This blog post is part of the series on the belief in progress.
Today I shall deal with a form of argument that I find particularly puzzling in relation to a trend towards progress. It is the argument from imperfection "The world is not perfect therefore there can be no real progress". Presented like this it naturally sounds absurd.
I suspect that what people mean by this type of argument is really "We haven't yet achieved X. Please don't tell everyone that we've made good progress towards Y because then they'll have less incentive to try to achieve X."
Consider the following points:
1) We have not yet eradicated disease: Many bacterial infections have become immune to almost all of the antibiotics that we have available to combat them.
2) There is still much superstitious belief in the world.
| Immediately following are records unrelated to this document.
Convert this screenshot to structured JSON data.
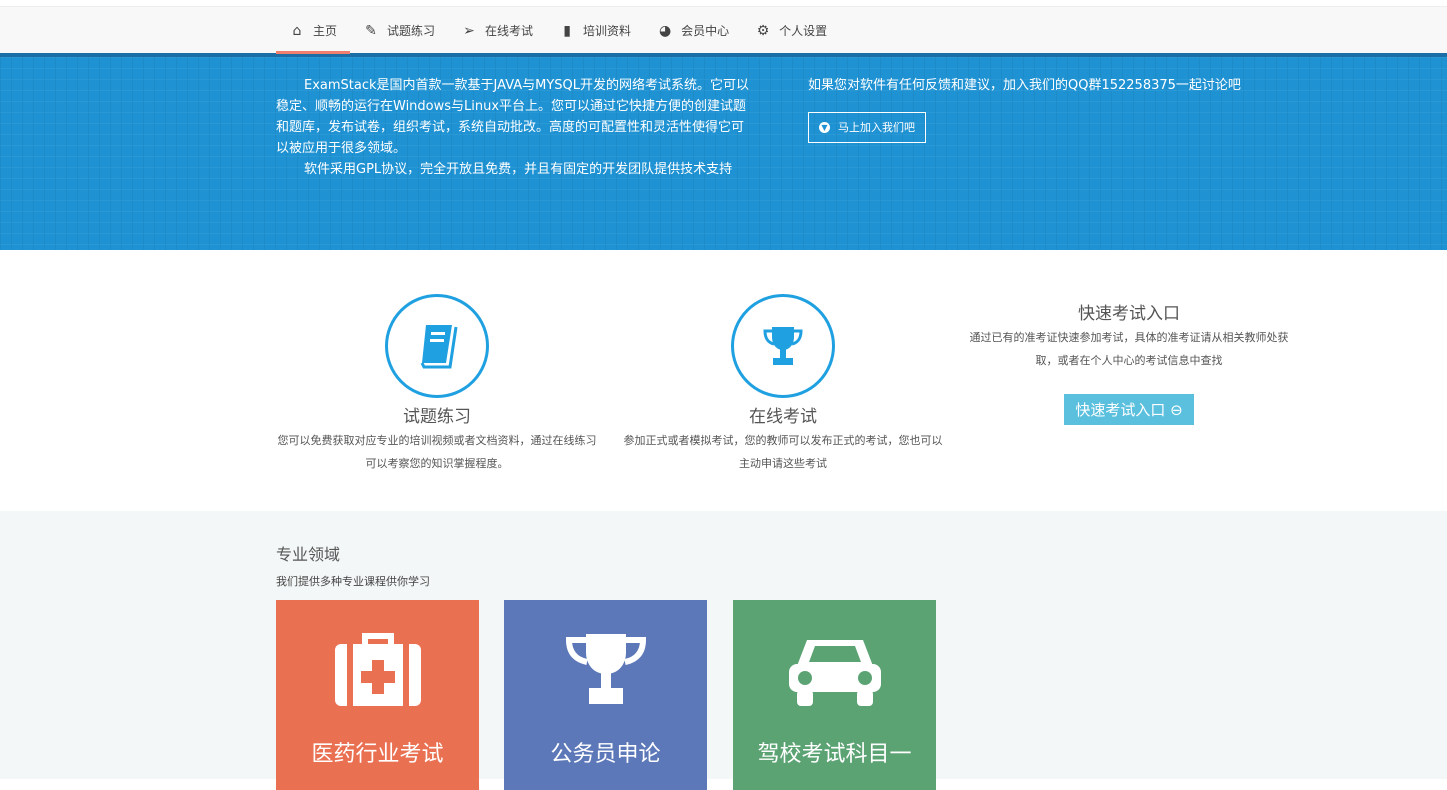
{
  "nav": {
    "items": [
      {
        "label": "主页",
        "icon": "home-icon",
        "glyph": "⌂",
        "active": true
      },
      {
        "label": "试题练习",
        "icon": "edit-icon",
        "glyph": "✎"
      },
      {
        "label": "在线考试",
        "icon": "paper-plane-icon",
        "glyph": "➢"
      },
      {
        "label": "培训资料",
        "icon": "book-icon",
        "glyph": "▮"
      },
      {
        "label": "会员中心",
        "icon": "dashboard-icon",
        "glyph": "◕"
      },
      {
        "label": "个人设置",
        "icon": "cogs-icon",
        "glyph": "⚙"
      }
    ]
  },
  "banner": {
    "para1": "ExamStack是国内首款一款基于JAVA与MYSQL开发的网络考试系统。它可以稳定、顺畅的运行在Windows与Linux平台上。您可以通过它快捷方便的创建试题和题库，发布试卷，组织考试，系统自动批改。高度的可配置性和灵活性使得它可以被应用于很多领域。",
    "para2": "软件采用GPL协议，完全开放且免费，并且有固定的开发团队提供技术支持",
    "feedback": "如果您对软件有任何反馈和建议，加入我们的QQ群152258375一起讨论吧",
    "join_button": "马上加入我们吧"
  },
  "features": {
    "practice": {
      "title": "试题练习",
      "desc": "您可以免费获取对应专业的培训视频或者文档资料，通过在线练习可以考察您的知识掌握程度。"
    },
    "exam": {
      "title": "在线考试",
      "desc": "参加正式或者模拟考试，您的教师可以发布正式的考试，您也可以主动申请这些考试"
    },
    "quick": {
      "title": "快速考试入口",
      "desc": "通过已有的准考证快速参加考试，具体的准考证请从相关教师处获取，或者在个人中心的考试信息中查找",
      "button": "快速考试入口"
    }
  },
  "fields": {
    "title": "专业领域",
    "subtitle": "我们提供多种专业课程供你学习",
    "cards": [
      {
        "label": "医药行业考试",
        "color": "#ea7052"
      },
      {
        "label": "公务员申论",
        "color": "#5d78b8"
      },
      {
        "label": "驾校考试科目一",
        "color": "#5ca374"
      }
    ]
  }
}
People still consult mystics, get conned by alternative therapies and believe in magic.
3) We are still waging war with each other and we have yet to find a way of resolving conflicts that doesn't boil down to the threat of force.
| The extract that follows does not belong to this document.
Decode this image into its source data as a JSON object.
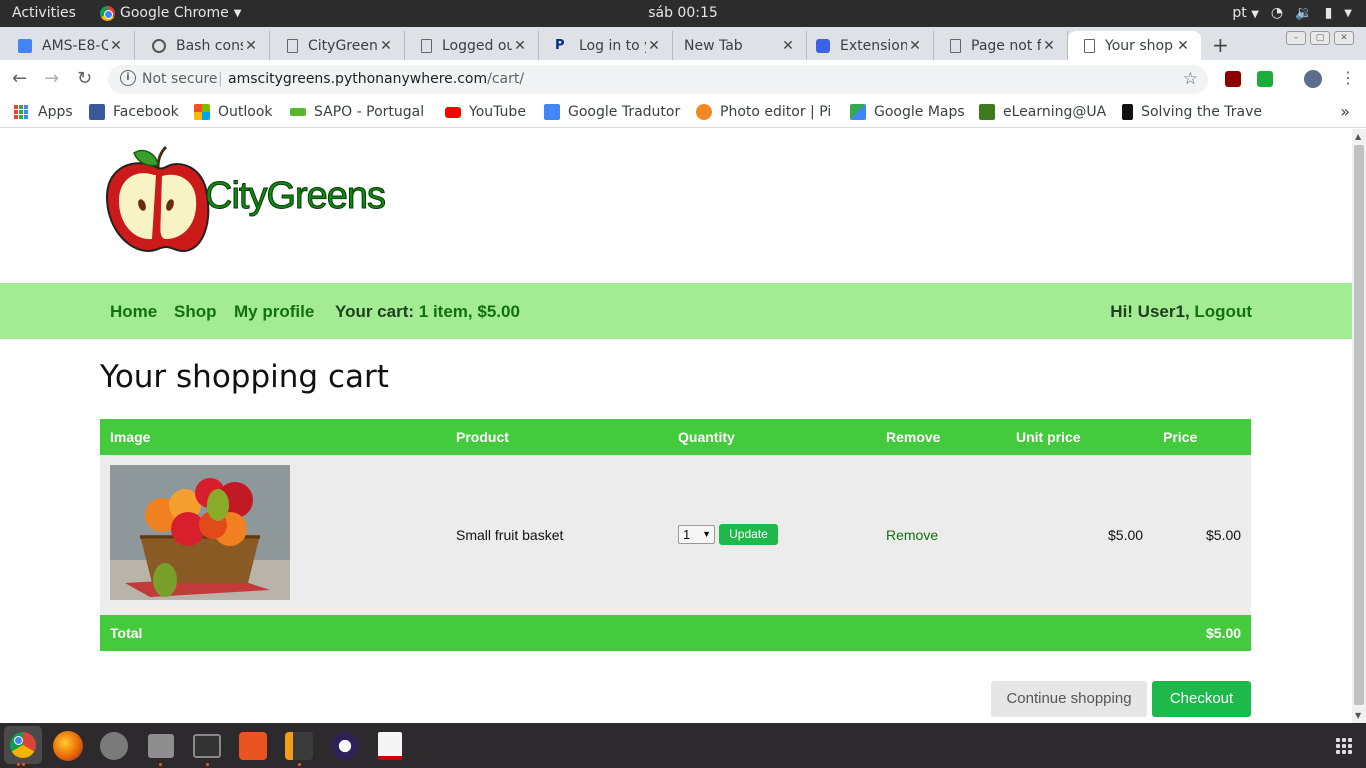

4) In modern times we have still not managed to de-stress our population. The past stresses of rationing, disease and social inequality are slowly being replaced by new stresses of modern life including the pressure to work longer hours and be on call 24/7.
The obvious problem with all arguments of this type is that they tacitly assume a higher standard for modern life and thus amount to viewing the past through rose tinted lenses.
If you are convinced that progress is occurring that does not imply that you believe that setbacks cannot occur or that we will eventually reach a perfect state.
The sort of progress that is plausible is the progress of the stock market. A long term trend upwards with many setbacks of various magnitudes and with the trend only visible when viewed with a sufficiently long time frame.
A belief in progress does not entail right wing or conservative politics. Neither does it form a convincing argument against working to improve our world.